→ **AIM OF THE EXERCISE**
Needed from the entries below: every line that holds the word "this".

→ **RECORD SET**

"""

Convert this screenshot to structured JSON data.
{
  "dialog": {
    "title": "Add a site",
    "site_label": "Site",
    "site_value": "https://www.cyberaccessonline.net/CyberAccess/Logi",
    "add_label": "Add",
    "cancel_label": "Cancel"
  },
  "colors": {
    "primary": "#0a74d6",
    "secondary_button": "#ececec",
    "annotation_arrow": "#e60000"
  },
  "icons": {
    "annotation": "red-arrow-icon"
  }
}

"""
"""

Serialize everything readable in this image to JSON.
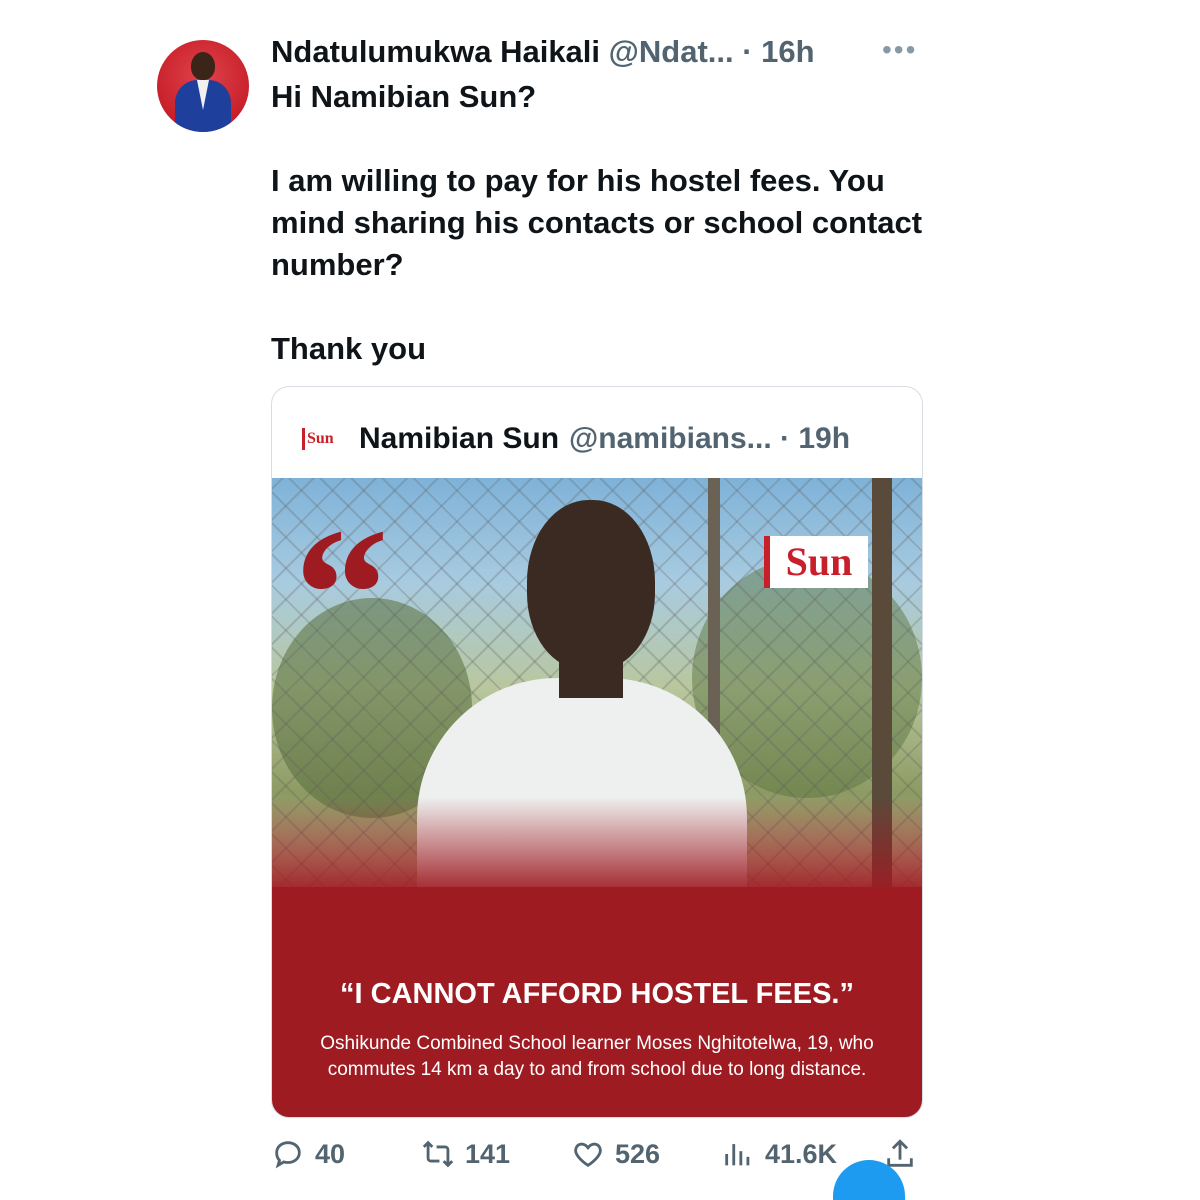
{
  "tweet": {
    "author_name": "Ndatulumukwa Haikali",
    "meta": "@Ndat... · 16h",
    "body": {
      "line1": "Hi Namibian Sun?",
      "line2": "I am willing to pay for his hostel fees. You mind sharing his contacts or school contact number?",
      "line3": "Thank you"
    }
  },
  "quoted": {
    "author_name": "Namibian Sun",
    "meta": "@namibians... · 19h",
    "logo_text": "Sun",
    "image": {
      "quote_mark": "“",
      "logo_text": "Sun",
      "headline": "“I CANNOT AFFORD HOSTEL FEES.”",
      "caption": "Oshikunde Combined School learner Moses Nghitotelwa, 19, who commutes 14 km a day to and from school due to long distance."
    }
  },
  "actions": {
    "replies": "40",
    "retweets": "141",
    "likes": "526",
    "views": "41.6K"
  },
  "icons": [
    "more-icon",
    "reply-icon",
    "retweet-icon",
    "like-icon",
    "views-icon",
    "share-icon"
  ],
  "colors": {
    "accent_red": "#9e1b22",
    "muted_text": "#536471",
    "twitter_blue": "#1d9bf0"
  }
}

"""

→ **TASK RESULT**
Convert this screenshot to structured JSON data.
Serialize everything readable in this image to JSON.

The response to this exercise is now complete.